Get ready for the coolest movie of the year. Nicholas Winding Refn – who previously brought is the deceptively slow-paced Valhalla Rising and the out-there Bronson – delivers a real thrill ride of a movie with Drive (pardon the pun) but one that works on a quieter level than a lot of other similar films.
We’re officially out of the summer season and Drive is a great example of the grown-up type of cinema this type of year offers. Even if it often concentrates on the drama, it’s still at least part thriller, with plenty of car chasing (it ain’t called Drive for nothing) and shootouts. But there’s a depth to this film which sets it apart from many others of its type, a certain boldness which makes it stand out from the crowd.

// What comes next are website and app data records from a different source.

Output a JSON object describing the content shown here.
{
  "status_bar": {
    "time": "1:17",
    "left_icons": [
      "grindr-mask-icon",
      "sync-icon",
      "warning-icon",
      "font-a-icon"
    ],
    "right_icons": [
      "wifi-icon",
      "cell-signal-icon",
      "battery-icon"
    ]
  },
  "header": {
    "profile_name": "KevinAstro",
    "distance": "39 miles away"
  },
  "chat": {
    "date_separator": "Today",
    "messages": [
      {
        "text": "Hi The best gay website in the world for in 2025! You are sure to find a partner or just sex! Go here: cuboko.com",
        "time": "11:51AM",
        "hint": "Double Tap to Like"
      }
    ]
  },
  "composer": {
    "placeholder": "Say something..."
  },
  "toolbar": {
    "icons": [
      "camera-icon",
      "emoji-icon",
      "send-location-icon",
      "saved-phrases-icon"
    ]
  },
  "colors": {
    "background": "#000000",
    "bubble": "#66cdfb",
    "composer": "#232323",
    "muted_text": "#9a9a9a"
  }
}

Ryan Gosling (who seems to be in every other movie these days) plays a movie stunt driver who moonlights as a getaway driver for any criminals who need his services. One day he starts to form a relationship with his neighbour Irene (Carey Mulligan) and her son, eventually deciding to help her husband (who has recently been released from prison) to pull of a job in order to pay debts he owes to a crime boss. Needless to say things don’t exactly go to plan and the Driver (as he’s simply credited) gets mixed up with the wrong people a lot more than he had intended to.
On the surface Drive may seem like your average crime movie and indeed it does contain a lot of the tropes of the genre (big bad mob boss, shootouts, car chases and lots of swearing and violence). But Refn – one of the more unique directors working today – has created a distinctive tale of crime, not least with the elegant, handsome look of the film off-setting the often horrendous and violent things that take place on-screen.
Speaking of which, if you are at all queasy or of a nervous disposition you might want to watch this one with caution. It’s hard these days to shock with violence – purely because there’s so much of it in movies and on TV that we’ve become somewhat desensitised – but there were at least five times (at least) throughout where my mouth dropped open in shock and awe of how violent it was. That may sound like a knock but it’s entirely the opposite. This is dealing with serious situations and if they involve violence then it should be showcased in all its brutal reality. Drive isn’t afraid to show what would really happen if, for instance, someone was shot in the head. Violence is not a nice thing so why should the film hide that fact?